PROBLEM DETAILS:
The text of every record, exactly as given and with no pictures, should be your output.

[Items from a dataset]
==========
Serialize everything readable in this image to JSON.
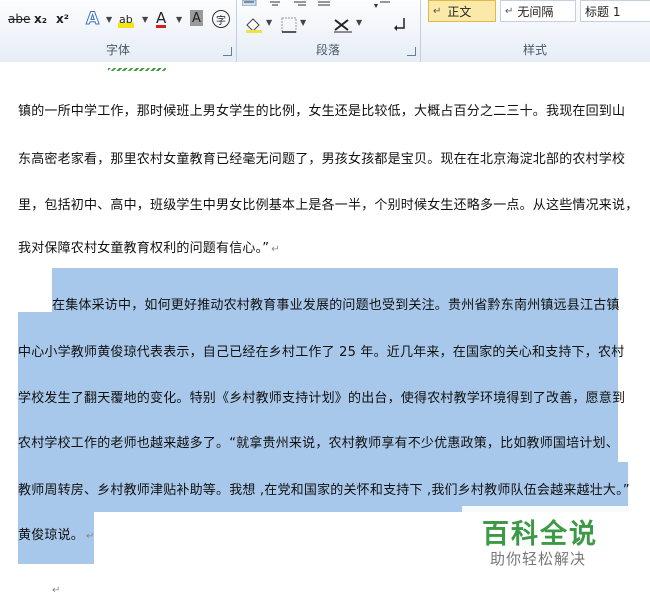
{
  "ribbon": {
    "font_group_label": "字体",
    "paragraph_group_label": "段落",
    "styles_group_label": "样式",
    "font_buttons": {
      "strikethrough": "abe",
      "subscript": "x₂",
      "superscript": "x²",
      "text_effects": "A",
      "highlight": "ab",
      "font_color": "A",
      "char_shading": "A",
      "enclose_char": "字"
    },
    "styles": [
      "正文",
      "无间隔",
      "标题 1"
    ],
    "active_style": "正文",
    "style_prefix_mark": "↵"
  },
  "document": {
    "lines": [
      "镇的一所中学工作，那时候班上男女学生的比例，女生还是比较低，大概占百分之二三十。我现在回到山",
      "东高密老家看，那里农村女童教育已经毫无问题了，男孩女孩都是宝贝。现在在北京海淀北部的农村学校",
      "里，包括初中、高中，班级学生中男女比例基本上是各一半，个别时候女生还略多一点。从这些情况来说，",
      "我对保障农村女童教育权利的问题有信心。”",
      "在集体采访中，如何更好推动农村教育事业发展的问题也受到关注。贵州省黔东南州镇远县江古镇",
      "中心小学教师黄俊琼代表表示，自己已经在乡村工作了 25 年。近几年来，在国家的关心和支持下，农村",
      "学校发生了翻天覆地的变化。特别《乡村教师支持计划》的出台，使得农村教学环境得到了改善，愿意到",
      "农村学校工作的老师也越来越多了。“就拿贵州来说，农村教师享有不少优惠政策，比如教师国培计划、",
      "教师周转房、乡村教师津贴补助等。我想 ,在党和国家的关怀和支持下 ,我们乡村教师队伍会越来越壮大。”",
      "黄俊琼说。"
    ],
    "paragraph_mark": "↵",
    "selection_color": "#a7c8ea"
  },
  "watermark": {
    "title": "百科全说",
    "subtitle": "助你轻松解决",
    "color": "#3c9a47"
  }
}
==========
WRITTEN SOLUTION:
Serialize everything readable in this image to JSON.
{
  "ribbon": {
    "font_group_label": "字体",
    "paragraph_group_label": "段落",
    "styles_group_label": "样式",
    "font_buttons": {
      "strikethrough": "abe",
      "subscript": "x₂",
      "superscript": "x²",
      "text_effects": "A",
      "highlight": "ab",
      "font_color": "A",
      "char_shading": "A",
      "enclose_char": "字"
    },
    "styles": [
      "正文",
      "无间隔",
      "标题 1"
    ],
    "active_style": "正文",
    "style_prefix_mark": "↵"
  },
  "document": {
    "lines": [
      "镇的一所中学工作，那时候班上男女学生的比例，女生还是比较低，大概占百分之二三十。我现在回到山",
      "东高密老家看，那里农村女童教育已经毫无问题了，男孩女孩都是宝贝。现在在北京海淀北部的农村学校",
      "里，包括初中、高中，班级学生中男女比例基本上是各一半，个别时候女生还略多一点。从这些情况来说，",
      "我对保障农村女童教育权利的问题有信心。”",
      "在集体采访中，如何更好推动农村教育事业发展的问题也受到关注。贵州省黔东南州镇远县江古镇",
      "中心小学教师黄俊琼代表表示，自己已经在乡村工作了 25 年。近几年来，在国家的关心和支持下，农村",
      "学校发生了翻天覆地的变化。特别《乡村教师支持计划》的出台，使得农村教学环境得到了改善，愿意到",
      "农村学校工作的老师也越来越多了。“就拿贵州来说，农村教师享有不少优惠政策，比如教师国培计划、",
      "教师周转房、乡村教师津贴补助等。我想 ,在党和国家的关怀和支持下 ,我们乡村教师队伍会越来越壮大。”",
      "黄俊琼说。"
    ],
    "paragraph_mark": "↵",
    "selection_color": "#a7c8ea"
  },
  "watermark": {
    "title": "百科全说",
    "subtitle": "助你轻松解决",
    "color": "#3c9a47"
  }
}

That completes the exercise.